The ABC’s of Kids & eBooks: New Data and Research on the Children’s Book Market


DSC 0468

The Digital Book World conference started today in New York City and this particular session was dealing with some of the new data coming in for the Kids Book segment of the publishing industry.

Alison Bryant, Founder & President, PlayScience talked about a recent study done in partnership with Forbes owned Digital Book World. He mentioned that the first set of studies that will be done every 6 months. One of the main elements taken away from the recent report was the growth of the Kids eBook market. It has basically tripled from 2011 to 2012, that is  500% growth.  The most recent survey was done in October 2012 with 1237 parents of kids 2-13.  It found that 700 parents owned e-readers and that 54% of their kids aged 2-13 are reading digital books. A staggering number of kids  (85%)  e-read at least once a week.  89% of kids e-read at home and 59% e-read on the go every week.  E-readers are very much an at-home device.  The print sector still holds a fairly large lead over the digital editions.  50% of parents prefer to read print books with their child, compared to 12% who prefer ebooks.

The time spent on regular vs. “enhanced” ebooks is a toss-up.  Pre-schoolers are the ones who spend most time with enhanced ebooks.  Digital books still have a ways to go with parents.  The report noticed a trend that when the child is choosing what to co-read at night,  there is an edge towards ebooks.  If a parent is choosing there are many more factors are involved.  For some reason parents feel that print books are far more “valuable” than an ebook.  This tends to happen because of the generation gap, many parents grew up with real books and kids today are almost living in an exclusive digital world.

Overall, parents feel positive about ebooks.  Parents have a stronger feeling that ebooks help their kids learn subjects.  80% of parents want to be able to click on a word and have it sounded out. Interestingly, audio narration of text is less important to parents.  This may be because parents often frustrated by the way audio narration is done (can’t stop it, can’t turn a page, etc.). Parents really like games integrated into ebooks but don’t generally like the way it is mostly done.

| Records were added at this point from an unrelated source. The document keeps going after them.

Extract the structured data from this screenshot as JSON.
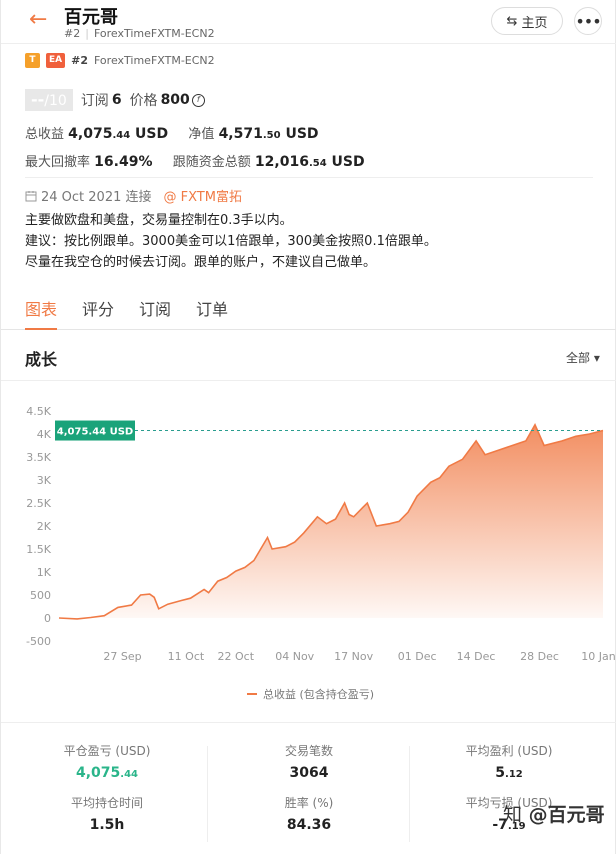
{
  "header": {
    "title": "百元哥",
    "rank": "#2",
    "broker": "ForexTimeFXTM-ECN2",
    "home_label": "主页",
    "more_label": "•••"
  },
  "badges": {
    "t": "T",
    "ea": "EA",
    "rank": "#2",
    "broker": "ForexTimeFXTM-ECN2"
  },
  "rating": {
    "score": "--",
    "out_of": "/10",
    "subscribe_label": "订阅",
    "subscribe_value": "6",
    "price_label": "价格",
    "price_value": "800"
  },
  "stats": {
    "total_profit_label": "总收益",
    "total_profit_main": "4,075",
    "total_profit_dec": ".44",
    "total_profit_unit": "USD",
    "net_label": "净值",
    "net_main": "4,571",
    "net_dec": ".50",
    "net_unit": "USD",
    "drawdown_label": "最大回撤率",
    "drawdown_value": "16.49%",
    "follow_label": "跟随资金总额",
    "follow_main": "12,016",
    "follow_dec": ".54",
    "follow_unit": "USD"
  },
  "connection": {
    "date": "24 Oct 2021 连接",
    "broker_link": "@ FXTM富拓"
  },
  "description": [
    "主要做欧盘和美盘，交易量控制在0.3手以内。",
    "建议：按比例跟单。3000美金可以1倍跟单，300美金按照0.1倍跟单。",
    "尽量在我空仓的时候去订阅。跟单的账户，不建议自己做单。"
  ],
  "tabs": [
    "图表",
    "评分",
    "订阅",
    "订单"
  ],
  "growth": {
    "title": "成长",
    "range": "全部 ▾"
  },
  "chart_data": {
    "type": "area",
    "title": "",
    "xlabel": "",
    "ylabel": "",
    "ylim": [
      -500,
      4500
    ],
    "y_ticks": [
      "4.5K",
      "4K",
      "3.5K",
      "3K",
      "2.5K",
      "2K",
      "1.5K",
      "1K",
      "500",
      "0",
      "-500"
    ],
    "y_tick_values": [
      4500,
      4000,
      3500,
      3000,
      2500,
      2000,
      1500,
      1000,
      500,
      0,
      -500
    ],
    "x_ticks": [
      "27 Sep",
      "11 Oct",
      "22 Oct",
      "04 Nov",
      "17 Nov",
      "01 Dec",
      "14 Dec",
      "28 Dec",
      "10 Jan"
    ],
    "x_tick_values": [
      "2021-09-27",
      "2021-10-11",
      "2021-10-22",
      "2021-11-04",
      "2021-11-17",
      "2021-12-01",
      "2021-12-14",
      "2021-12-28",
      "2022-01-10"
    ],
    "current_value_label": "4,075.44 USD",
    "current_value": 4075.44,
    "series": [
      {
        "name": "总收益 (包含持仓盈亏)",
        "color": "#f07a45",
        "points": [
          [
            "2021-09-13",
            0
          ],
          [
            "2021-09-17",
            -20
          ],
          [
            "2021-09-20",
            10
          ],
          [
            "2021-09-23",
            50
          ],
          [
            "2021-09-26",
            230
          ],
          [
            "2021-09-29",
            280
          ],
          [
            "2021-10-01",
            500
          ],
          [
            "2021-10-03",
            520
          ],
          [
            "2021-10-04",
            450
          ],
          [
            "2021-10-05",
            200
          ],
          [
            "2021-10-07",
            300
          ],
          [
            "2021-10-10",
            380
          ],
          [
            "2021-10-12",
            430
          ],
          [
            "2021-10-15",
            620
          ],
          [
            "2021-10-16",
            550
          ],
          [
            "2021-10-18",
            800
          ],
          [
            "2021-10-20",
            880
          ],
          [
            "2021-10-22",
            1020
          ],
          [
            "2021-10-24",
            1100
          ],
          [
            "2021-10-26",
            1250
          ],
          [
            "2021-10-29",
            1750
          ],
          [
            "2021-10-30",
            1500
          ],
          [
            "2021-11-02",
            1550
          ],
          [
            "2021-11-04",
            1650
          ],
          [
            "2021-11-06",
            1850
          ],
          [
            "2021-11-09",
            2200
          ],
          [
            "2021-11-11",
            2050
          ],
          [
            "2021-11-13",
            2150
          ],
          [
            "2021-11-15",
            2500
          ],
          [
            "2021-11-16",
            2250
          ],
          [
            "2021-11-17",
            2200
          ],
          [
            "2021-11-19",
            2400
          ],
          [
            "2021-11-20",
            2500
          ],
          [
            "2021-11-22",
            2000
          ],
          [
            "2021-11-25",
            2050
          ],
          [
            "2021-11-27",
            2100
          ],
          [
            "2021-11-29",
            2300
          ],
          [
            "2021-12-01",
            2650
          ],
          [
            "2021-12-04",
            2950
          ],
          [
            "2021-12-06",
            3050
          ],
          [
            "2021-12-08",
            3300
          ],
          [
            "2021-12-11",
            3450
          ],
          [
            "2021-12-14",
            3850
          ],
          [
            "2021-12-16",
            3550
          ],
          [
            "2021-12-19",
            3650
          ],
          [
            "2021-12-22",
            3750
          ],
          [
            "2021-12-25",
            3850
          ],
          [
            "2021-12-27",
            4200
          ],
          [
            "2021-12-29",
            3750
          ],
          [
            "2022-01-02",
            3850
          ],
          [
            "2022-01-05",
            3950
          ],
          [
            "2022-01-08",
            4000
          ],
          [
            "2022-01-11",
            4075.44
          ]
        ]
      }
    ],
    "legend_placement": "bottom",
    "grid": false,
    "reference_line": "dashed horizontal at current value"
  },
  "metrics": [
    {
      "label": "平仓盈亏 (USD)",
      "value_main": "4,075",
      "value_dec": ".44",
      "color": "#2ab58a"
    },
    {
      "label": "交易笔数",
      "value_main": "3064",
      "value_dec": ""
    },
    {
      "label": "平均盈利 (USD)",
      "value_main": "5",
      "value_dec": ".12"
    },
    {
      "label": "平均持仓时间",
      "value_main": "1.5h",
      "value_dec": ""
    },
    {
      "label": "胜率 (%)",
      "value_main": "84.36",
      "value_dec": ""
    },
    {
      "label": "平均亏损 (USD)",
      "value_main": "-7",
      "value_dec": ".19"
    }
  ],
  "watermark": "百元哥"
}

There is now more choices now, more then ever when it comes to the hardware that is readily available and has a wide array of kids titles available.  Apple iPad’s tend to resonate more with kids with 24% currently using one.  Kindle Fire tablets clocked in at 22% and the Kindle line of e-ink readers was a solid 12%.  For 10-13 year-old’s the Amazon Kindle Fire was the device of choice.

The report concluded by looking at eBook statistics. 2/3 of parents planned on purchasing ebooks for their child for the 2012 holiday season. Parents say they pay an average of $5.37 per ebook, which is a 33% discount on what they say they will pay for paper books, but 40% more than they say they will pay for apps.  A parental perception that an ebook is worth more an an app. The most important purchase factor parents mentioned was when the child asked for a specific title.  This means that marketing to kids is very important.  The Amazon Kindle store is where most ebook purchasing takes place, followed by iTunes.  For iTunes, 2-5 year old’s buy in the app category, from 6 years old and up the purchases switch to the books category. If there is anything to glean from this report, its the very fact that kids ownership of their own tablets or e-readers is going up dramatically.

DSC 0469

Paul Biba (129 Posts)

is a retired corporate international lawyer who has worked in 53 countries. Since he is a very fast reader he came to ebooks out of self-defense in order to avoid carrying a suitcase of books on his travels around the world. An early ebook adopter, he has read on Palms, Pocket PCs and practically every device that has been out there. After being a frequent contributor to, the oldest ebook/epublishing blog on the net, Paul became TeleRead's Editor-in-Chief, a position he recently resigned. Send Paul an email to